DIRECTIONS
Take every line of the material below that includes the string "placeholder" and copy it out.

DATA

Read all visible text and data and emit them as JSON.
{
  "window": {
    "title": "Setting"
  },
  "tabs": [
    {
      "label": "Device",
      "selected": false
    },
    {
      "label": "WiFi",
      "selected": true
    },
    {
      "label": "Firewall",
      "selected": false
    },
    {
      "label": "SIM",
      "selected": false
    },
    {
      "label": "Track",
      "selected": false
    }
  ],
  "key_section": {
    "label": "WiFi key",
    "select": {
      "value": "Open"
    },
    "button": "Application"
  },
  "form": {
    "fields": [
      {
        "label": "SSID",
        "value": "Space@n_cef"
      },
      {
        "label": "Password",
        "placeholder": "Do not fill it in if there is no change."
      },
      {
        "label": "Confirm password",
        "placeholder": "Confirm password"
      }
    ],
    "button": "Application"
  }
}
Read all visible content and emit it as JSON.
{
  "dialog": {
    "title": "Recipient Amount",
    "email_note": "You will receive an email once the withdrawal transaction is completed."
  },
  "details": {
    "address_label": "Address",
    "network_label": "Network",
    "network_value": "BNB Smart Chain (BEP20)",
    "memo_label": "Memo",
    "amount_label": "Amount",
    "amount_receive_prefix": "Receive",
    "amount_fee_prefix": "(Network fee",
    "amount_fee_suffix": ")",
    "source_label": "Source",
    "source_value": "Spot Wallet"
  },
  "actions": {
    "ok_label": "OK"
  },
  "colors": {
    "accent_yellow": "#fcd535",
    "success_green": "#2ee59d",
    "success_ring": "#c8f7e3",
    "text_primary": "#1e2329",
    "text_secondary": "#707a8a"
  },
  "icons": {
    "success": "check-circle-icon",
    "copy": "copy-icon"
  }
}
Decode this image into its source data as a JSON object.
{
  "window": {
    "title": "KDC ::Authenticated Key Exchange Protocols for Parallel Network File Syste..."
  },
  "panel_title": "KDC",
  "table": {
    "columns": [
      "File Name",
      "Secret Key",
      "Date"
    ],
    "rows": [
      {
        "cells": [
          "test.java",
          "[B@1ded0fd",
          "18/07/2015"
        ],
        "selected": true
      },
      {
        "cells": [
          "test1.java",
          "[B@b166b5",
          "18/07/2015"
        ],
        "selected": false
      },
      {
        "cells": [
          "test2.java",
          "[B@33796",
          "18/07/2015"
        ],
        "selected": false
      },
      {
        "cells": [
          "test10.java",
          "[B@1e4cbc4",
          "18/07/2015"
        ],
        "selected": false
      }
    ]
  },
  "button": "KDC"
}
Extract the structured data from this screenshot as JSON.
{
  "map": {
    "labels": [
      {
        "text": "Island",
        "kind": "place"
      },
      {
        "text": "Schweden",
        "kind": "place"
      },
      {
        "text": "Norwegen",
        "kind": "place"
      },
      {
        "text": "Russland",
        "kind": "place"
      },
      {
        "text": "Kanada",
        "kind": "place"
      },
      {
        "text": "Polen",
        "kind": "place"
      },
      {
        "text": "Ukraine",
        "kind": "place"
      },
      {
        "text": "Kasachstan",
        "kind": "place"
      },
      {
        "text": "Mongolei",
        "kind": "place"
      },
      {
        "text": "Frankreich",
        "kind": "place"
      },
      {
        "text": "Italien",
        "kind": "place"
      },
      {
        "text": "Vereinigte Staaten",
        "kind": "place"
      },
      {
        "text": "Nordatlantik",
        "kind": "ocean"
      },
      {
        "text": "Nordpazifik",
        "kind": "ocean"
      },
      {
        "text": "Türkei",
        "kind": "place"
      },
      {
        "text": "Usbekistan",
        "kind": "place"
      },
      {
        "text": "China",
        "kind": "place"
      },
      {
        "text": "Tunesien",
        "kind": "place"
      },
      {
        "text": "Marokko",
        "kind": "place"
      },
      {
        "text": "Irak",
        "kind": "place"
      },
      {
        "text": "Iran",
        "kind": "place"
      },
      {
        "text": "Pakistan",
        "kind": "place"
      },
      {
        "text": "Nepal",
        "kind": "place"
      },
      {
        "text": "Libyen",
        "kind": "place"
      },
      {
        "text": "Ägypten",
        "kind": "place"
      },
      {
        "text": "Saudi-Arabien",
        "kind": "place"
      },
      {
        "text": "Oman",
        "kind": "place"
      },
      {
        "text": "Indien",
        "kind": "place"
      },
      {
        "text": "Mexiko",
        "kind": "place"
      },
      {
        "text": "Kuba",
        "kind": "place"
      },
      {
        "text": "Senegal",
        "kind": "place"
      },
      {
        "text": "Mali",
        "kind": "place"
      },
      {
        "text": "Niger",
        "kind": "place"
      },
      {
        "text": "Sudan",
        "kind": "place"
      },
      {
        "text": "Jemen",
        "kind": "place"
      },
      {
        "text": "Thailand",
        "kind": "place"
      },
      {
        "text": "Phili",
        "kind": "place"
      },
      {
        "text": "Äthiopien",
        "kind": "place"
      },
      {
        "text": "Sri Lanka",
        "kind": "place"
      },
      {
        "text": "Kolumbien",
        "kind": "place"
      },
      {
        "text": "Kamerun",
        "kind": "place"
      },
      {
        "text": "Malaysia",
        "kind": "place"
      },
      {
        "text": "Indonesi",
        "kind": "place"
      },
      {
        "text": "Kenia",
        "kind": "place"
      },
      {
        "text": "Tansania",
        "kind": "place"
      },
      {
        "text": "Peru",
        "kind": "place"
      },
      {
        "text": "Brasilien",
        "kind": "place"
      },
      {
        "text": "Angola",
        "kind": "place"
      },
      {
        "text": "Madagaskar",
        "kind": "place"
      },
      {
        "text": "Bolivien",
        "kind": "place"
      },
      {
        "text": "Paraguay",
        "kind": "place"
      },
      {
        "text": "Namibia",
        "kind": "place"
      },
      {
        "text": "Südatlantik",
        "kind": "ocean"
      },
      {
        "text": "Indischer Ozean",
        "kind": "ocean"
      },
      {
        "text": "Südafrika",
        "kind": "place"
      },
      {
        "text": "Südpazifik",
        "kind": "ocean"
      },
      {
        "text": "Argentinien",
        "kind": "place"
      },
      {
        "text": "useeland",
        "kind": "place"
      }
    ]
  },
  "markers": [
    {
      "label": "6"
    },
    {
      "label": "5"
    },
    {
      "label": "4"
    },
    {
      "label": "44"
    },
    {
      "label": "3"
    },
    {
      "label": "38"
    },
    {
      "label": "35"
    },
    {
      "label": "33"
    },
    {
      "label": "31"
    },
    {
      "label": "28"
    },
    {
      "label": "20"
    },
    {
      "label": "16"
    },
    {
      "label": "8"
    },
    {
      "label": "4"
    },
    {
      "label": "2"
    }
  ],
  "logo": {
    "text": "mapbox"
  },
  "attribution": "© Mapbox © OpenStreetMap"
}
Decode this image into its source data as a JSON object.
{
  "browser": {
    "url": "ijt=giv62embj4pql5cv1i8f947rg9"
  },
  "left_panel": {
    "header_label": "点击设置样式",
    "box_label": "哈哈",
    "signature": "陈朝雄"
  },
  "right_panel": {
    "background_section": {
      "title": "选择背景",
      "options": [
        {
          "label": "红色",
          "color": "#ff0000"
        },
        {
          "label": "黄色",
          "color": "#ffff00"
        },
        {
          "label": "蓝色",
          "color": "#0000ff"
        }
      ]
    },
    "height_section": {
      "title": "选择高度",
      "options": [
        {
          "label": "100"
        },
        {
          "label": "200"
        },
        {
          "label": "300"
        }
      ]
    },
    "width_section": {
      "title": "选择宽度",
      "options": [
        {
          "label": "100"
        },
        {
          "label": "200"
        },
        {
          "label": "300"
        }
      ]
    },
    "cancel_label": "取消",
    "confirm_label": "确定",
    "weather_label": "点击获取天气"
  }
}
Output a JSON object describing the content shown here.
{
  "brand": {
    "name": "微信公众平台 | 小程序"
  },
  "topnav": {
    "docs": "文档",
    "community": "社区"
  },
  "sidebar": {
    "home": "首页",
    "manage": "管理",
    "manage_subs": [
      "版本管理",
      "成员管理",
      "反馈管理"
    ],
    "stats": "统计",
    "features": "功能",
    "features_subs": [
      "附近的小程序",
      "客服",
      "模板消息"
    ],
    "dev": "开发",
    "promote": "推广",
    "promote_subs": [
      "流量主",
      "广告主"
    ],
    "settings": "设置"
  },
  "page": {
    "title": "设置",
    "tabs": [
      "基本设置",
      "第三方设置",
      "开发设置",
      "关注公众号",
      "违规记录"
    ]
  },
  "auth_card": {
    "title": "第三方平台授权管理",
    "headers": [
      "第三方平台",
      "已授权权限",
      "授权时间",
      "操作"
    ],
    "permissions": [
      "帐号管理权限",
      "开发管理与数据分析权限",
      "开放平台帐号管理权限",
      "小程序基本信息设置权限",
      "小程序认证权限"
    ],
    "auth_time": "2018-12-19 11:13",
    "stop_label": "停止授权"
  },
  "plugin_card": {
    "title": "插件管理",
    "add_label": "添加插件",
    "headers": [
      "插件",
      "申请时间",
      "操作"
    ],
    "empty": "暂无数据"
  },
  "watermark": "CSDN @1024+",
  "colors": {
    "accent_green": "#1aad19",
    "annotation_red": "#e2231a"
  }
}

ANSWER TO THIS PROBLEM
        "placeholder": "Do not fill it in if there is no change."
        "placeholder": "Confirm password"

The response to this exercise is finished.